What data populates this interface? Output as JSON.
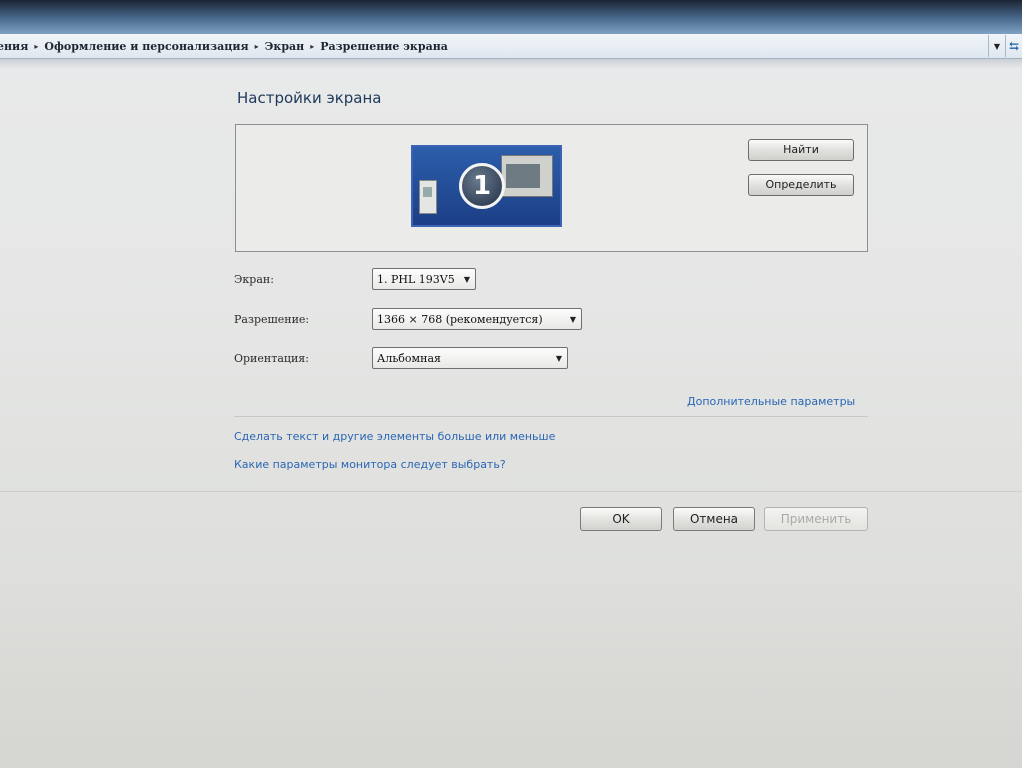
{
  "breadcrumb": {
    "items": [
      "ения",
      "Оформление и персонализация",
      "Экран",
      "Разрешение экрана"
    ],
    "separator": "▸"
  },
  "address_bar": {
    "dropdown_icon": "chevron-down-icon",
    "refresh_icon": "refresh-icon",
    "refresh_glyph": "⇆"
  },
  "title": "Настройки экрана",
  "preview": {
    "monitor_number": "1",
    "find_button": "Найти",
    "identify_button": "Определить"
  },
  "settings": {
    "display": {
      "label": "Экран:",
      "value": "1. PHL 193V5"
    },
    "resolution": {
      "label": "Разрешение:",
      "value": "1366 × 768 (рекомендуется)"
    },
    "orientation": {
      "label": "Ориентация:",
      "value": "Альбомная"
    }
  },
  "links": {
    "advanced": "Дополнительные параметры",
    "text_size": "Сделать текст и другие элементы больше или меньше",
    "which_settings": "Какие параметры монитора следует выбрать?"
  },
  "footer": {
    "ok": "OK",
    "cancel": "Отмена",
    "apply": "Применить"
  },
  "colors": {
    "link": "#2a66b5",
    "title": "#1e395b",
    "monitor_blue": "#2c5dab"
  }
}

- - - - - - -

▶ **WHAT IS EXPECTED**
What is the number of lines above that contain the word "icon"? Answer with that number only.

▶ **REPLY**
2